Extracted records –
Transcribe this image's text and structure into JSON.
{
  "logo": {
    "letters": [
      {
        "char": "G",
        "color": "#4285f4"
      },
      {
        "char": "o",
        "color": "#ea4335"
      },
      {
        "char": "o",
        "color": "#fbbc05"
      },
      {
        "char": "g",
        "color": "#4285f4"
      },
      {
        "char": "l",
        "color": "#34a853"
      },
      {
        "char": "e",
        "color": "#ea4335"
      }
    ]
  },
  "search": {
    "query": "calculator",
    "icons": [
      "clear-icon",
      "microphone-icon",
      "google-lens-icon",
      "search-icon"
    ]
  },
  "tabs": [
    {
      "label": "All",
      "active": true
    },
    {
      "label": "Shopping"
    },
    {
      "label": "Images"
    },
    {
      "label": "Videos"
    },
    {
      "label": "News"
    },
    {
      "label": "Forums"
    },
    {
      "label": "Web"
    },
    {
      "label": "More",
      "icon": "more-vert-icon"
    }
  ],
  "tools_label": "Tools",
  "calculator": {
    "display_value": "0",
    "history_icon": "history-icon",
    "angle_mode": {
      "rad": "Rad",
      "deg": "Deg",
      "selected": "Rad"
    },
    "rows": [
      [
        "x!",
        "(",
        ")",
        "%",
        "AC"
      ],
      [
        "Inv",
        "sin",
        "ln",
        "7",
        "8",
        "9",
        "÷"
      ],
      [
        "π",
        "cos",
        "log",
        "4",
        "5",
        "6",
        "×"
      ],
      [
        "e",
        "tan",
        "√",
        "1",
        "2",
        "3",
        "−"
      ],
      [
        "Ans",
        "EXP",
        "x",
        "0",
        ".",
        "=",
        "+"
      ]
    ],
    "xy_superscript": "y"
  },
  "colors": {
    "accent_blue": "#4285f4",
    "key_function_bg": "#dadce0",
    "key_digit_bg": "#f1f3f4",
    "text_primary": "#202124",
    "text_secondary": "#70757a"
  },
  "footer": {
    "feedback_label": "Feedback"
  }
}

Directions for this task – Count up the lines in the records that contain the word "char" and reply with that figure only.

Answer – 6